Say you have woven themes of regret and loneliness into your traditional mystery. Perhaps, a watercolour of a river hangs in a home that has grown overly quiet. The watercolour was a first anniversary gift from the wife. Trees shade the river, dragonflies hover over the shallows, a row boat has come unmoored, and a weathered dock can be seen in the distance. This painting has hung on the same wall for twenty-five years. The couple host a dinner party, and a guest asks about it. What if the husband says he bought it for her? What if the wife had hated it for years? What if they both keep trying to straighten it? A thousand possibilities!
Provide an ‘in’ for foreshadowing or flashback scenes

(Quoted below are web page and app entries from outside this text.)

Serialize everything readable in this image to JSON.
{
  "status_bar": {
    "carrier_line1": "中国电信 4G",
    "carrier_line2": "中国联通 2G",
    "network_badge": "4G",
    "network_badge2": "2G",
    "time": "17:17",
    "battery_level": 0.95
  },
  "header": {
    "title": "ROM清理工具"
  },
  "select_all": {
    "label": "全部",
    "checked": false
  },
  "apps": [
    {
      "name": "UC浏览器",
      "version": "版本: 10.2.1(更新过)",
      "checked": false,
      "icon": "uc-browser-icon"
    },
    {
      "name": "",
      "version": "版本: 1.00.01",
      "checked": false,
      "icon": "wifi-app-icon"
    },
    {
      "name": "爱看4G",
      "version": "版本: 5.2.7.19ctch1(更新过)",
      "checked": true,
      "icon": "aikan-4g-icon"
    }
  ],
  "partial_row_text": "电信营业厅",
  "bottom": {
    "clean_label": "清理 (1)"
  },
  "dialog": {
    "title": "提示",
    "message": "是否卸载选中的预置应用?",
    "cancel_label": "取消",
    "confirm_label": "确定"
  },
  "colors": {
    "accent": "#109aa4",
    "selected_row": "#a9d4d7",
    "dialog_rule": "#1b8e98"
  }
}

If any objet d’art is being used to forecast plot, a backdoor approach works better than an announced arrival. In other words, setting fire to a painting of a barn and then having the barn actually catch fire could (pun intended) backfire on an author. It’s risky to clone the storyline or to draw arrows pointing towards endings and beginnings. What I am speaking of here is a glimpse of the future or a wink to the past.
Paula McLain brilliantly works in just a hint of foreshadowing within the third chapter of When the Stars Go Dark. She vividly describes the Time and The Maiden statue located in Mendocino, CA, and then finishes the description with the aside, ‘The whole carving like a mystery in plain sight.’
Alter the pace
Generally, description slows a novel’s pacing, but describing art brings it to a near standstill. It’s a freeze-frame moment shared between the POV character and your reader. The art is filtered through your character, then interpreted by the reader.
There are so many different forms of art that can easily be incorporated into a mystery—stained glass, sun catchers, cemetery art, knickknacks, graffiti, paper weights, doodles, mixed media canvases, colouring books and even ash trays.
In my genre-blending novel, A Cruel Light, I’ve done my utmost to use art to its full advantage. Though my main character, Annora Garde, is an art conservator, art is more than her vocation, it is her lifeblood. If she needs to collect her thoughts—take a breather—she engages with the art around her.
As a reader, I enjoy when an author paints a picture with words, so my aim is to pay that forward. Ekphrastic writing is not exclusively for literary novels. Descriptions of art have a place in all fiction, including crime fiction.